Salk Board of Trustees adds three prominent San Diegans to its leadership
La Jolla, CA – Dr. Irwin Jacobs, co-founder of QUALCOMM; Richard Freeman, president and chief operating officer of the San Diego Padres; and Ted Waitt, co-founder of Gateway, have been named to the positions of vice chair of the Salk Institute's Board of Trustees. They join vice chair, Dr. Jennifer Howse, president of the March of Dimes; and Jerry Kohlberg, chairman of the Board of Trustees, to form the upper echelon of board leadership for the Salk Institute.
Dr. Jacobs is the co-founder of QUALCOMM. He and his wife Joan are well known in the philanthropic community as major supporters of the San Diego Symphony, Museum of Contemporary Art, La Jolla Playhouse, and the University of California, San Diego. Business Week magazine noted in a 2004 publication that the Jacobs were ranked as the 22nd most generous philanthropists in the United States.
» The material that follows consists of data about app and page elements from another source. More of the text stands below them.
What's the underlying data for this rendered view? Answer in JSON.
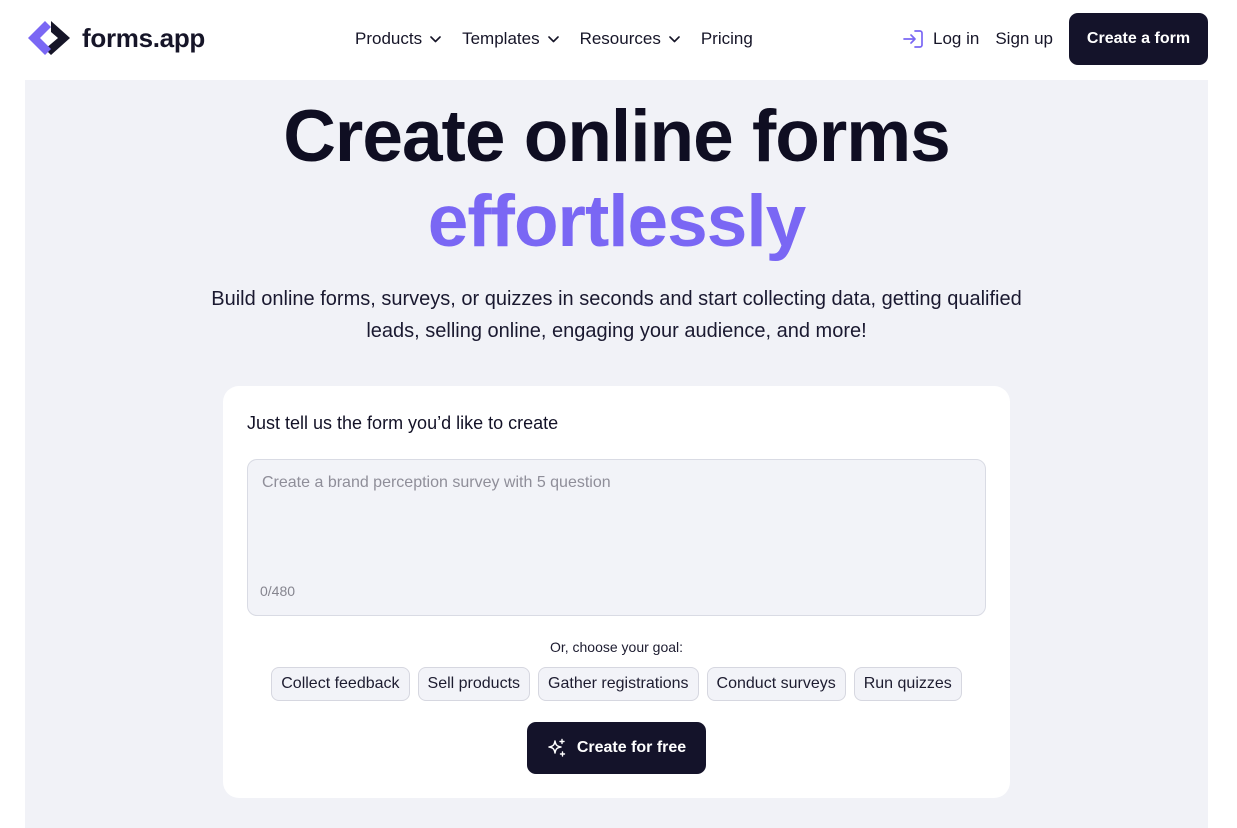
{
  "brand": {
    "name": "forms.app",
    "logo_icon": "forms-app-logo-icon",
    "accent_color": "#7a67f4",
    "dark_color": "#14132a"
  },
  "nav": {
    "items": [
      {
        "label": "Products",
        "has_dropdown": true
      },
      {
        "label": "Templates",
        "has_dropdown": true
      },
      {
        "label": "Resources",
        "has_dropdown": true
      },
      {
        "label": "Pricing",
        "has_dropdown": false
      }
    ]
  },
  "auth": {
    "login_icon": "login-arrow-icon",
    "login_label": "Log in",
    "signup_label": "Sign up",
    "create_label": "Create a form"
  },
  "hero": {
    "title": "Create online forms",
    "accent": "effortlessly",
    "subtitle": "Build online forms, surveys, or quizzes in seconds and start collecting data, getting qualified leads, selling online, engaging your audience, and more!"
  },
  "prompt_card": {
    "title": "Just tell us the form you’d like to create",
    "input_value": "",
    "input_placeholder": "Create a brand perception survey with 5 question",
    "counter": "0/480",
    "goal_label": "Or, choose your goal:",
    "goals": [
      "Collect feedback",
      "Sell products",
      "Gather registrations",
      "Conduct surveys",
      "Run quizzes"
    ],
    "submit_icon": "sparkle-icon",
    "submit_label": "Create for free"
  }
}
The Jacobs became involved with the Salk Institute in 2004 when they established the Crick-Jacobs Center for Computational and Theoretical Biology, which uses sophisticated computation-based modeling methods to understand how the brain processes information.
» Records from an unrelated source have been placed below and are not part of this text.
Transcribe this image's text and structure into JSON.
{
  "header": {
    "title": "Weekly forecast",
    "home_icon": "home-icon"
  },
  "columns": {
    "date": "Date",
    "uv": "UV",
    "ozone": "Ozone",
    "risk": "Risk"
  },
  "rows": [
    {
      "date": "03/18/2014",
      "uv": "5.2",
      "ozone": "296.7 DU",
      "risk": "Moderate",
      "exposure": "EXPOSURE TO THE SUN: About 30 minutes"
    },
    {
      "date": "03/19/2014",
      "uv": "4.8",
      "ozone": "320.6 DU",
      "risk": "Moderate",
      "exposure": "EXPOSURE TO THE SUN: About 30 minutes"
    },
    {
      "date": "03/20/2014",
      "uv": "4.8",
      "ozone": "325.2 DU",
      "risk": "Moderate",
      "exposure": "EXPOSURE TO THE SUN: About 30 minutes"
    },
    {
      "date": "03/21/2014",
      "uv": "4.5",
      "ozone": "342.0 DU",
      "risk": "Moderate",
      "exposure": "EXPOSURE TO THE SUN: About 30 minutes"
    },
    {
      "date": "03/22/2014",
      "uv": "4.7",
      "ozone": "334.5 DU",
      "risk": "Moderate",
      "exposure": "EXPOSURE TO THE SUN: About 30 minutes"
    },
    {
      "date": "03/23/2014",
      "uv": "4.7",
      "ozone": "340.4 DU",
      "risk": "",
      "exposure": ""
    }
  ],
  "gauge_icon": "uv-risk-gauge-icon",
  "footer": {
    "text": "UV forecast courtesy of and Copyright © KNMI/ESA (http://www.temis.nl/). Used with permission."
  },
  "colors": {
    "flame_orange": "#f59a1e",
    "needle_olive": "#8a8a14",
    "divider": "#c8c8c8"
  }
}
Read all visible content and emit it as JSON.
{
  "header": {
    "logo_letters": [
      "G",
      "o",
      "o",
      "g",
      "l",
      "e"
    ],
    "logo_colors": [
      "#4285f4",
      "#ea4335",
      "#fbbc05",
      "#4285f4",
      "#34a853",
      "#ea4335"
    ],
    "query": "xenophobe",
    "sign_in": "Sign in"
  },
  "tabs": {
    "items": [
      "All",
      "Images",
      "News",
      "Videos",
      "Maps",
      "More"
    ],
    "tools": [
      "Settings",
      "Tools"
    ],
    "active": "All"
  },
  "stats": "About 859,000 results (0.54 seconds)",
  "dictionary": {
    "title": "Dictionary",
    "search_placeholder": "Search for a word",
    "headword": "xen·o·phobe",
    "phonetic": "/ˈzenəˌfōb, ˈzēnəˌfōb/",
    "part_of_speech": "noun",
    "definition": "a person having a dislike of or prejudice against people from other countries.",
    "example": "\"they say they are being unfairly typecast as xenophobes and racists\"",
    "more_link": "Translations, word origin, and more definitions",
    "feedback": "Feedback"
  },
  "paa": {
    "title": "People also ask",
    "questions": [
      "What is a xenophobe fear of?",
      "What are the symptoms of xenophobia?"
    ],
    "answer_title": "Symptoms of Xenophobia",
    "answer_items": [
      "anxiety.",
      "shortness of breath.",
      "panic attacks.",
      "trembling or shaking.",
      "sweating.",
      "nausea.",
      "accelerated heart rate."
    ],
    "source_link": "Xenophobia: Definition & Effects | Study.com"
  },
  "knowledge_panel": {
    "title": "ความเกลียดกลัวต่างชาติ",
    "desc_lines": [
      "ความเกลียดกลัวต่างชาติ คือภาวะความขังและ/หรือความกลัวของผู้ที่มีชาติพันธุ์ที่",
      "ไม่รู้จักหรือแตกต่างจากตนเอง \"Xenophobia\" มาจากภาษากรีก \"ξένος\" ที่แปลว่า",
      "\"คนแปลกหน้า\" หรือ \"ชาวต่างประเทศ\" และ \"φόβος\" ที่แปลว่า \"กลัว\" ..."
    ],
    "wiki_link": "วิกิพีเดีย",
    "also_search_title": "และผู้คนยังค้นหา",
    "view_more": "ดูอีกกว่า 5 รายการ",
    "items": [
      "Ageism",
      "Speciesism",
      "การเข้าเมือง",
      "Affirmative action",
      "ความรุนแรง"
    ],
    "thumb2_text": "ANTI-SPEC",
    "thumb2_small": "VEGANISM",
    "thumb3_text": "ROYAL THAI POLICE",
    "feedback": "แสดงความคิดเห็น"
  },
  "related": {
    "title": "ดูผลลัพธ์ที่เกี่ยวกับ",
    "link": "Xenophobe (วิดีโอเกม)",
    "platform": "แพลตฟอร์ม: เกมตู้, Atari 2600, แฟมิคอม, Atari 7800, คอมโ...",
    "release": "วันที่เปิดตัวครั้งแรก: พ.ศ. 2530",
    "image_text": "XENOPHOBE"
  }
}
Richard Freeman is the former national Chairman of the Board of the March of Dimes and has been on the Salk's Board of Trustees for 10 years, while he served as chief operating officer of the Pittsburg Pirates and later the Padres. The March of Dimes provided the initial grant to establish the Salk Institute in 1960.
Ted Waitt helped revolutionize how people use technology as a co-founder of Gateway, Inc. Now retired from Gateway, he is a full time philanthropist and entrepreneur, leading two primary enterprises: Avalon Capital Group, Inc., a billion dollar holding company, and the Waitt Family Foundation and Institutes, his non-profit entities. Ted joined the Salk Institute board in 2004.
The Salk Institute's Board of Trustees is comprised of 31 men and women from the local, national, and international communities. Jerry Kohlberg, current chairman, and founding partner of Kohlberg Kravis Roberts & Co., remarks, "I am proud of this esteemed group of caring and committed trustees who are supporting the basic biological research of Salk scientists. I am delighted that they will be serving with me as the board's vice chairs."
Salk President Richard Murphy said, "We are delighted that Dr. Jacobs, Mr. Freeman, and Mr. Waitt are now part of our board's leadership team. Their appointments reflect the growing importance of the San Diego business and volunteer communities in the Salk's operations." Other San Diegans on the Board include Steve Altman, Charles Brandes, Ted Cranston, Dick Helmstetter, Paul Jacobs, Ernest Rady, Darlene Marcos Shiley, and Marna Whittington. In all, San Diegans account for almost one third of the board's membership.
The Salk Institute for Biological Studies in La Jolla, California, is an independent nonprofit organization dedicated to fundamental discoveries in the life sciences, the improvement of human health, and the training of future generations of researchers. Jonas Salk, M.D., whose polio vaccine all but eradicated the crippling disease poliomyelitis in 1955, opened the Institute in 1965 with a gift of land from the City of San Diego and the financial support of the March of Dimes.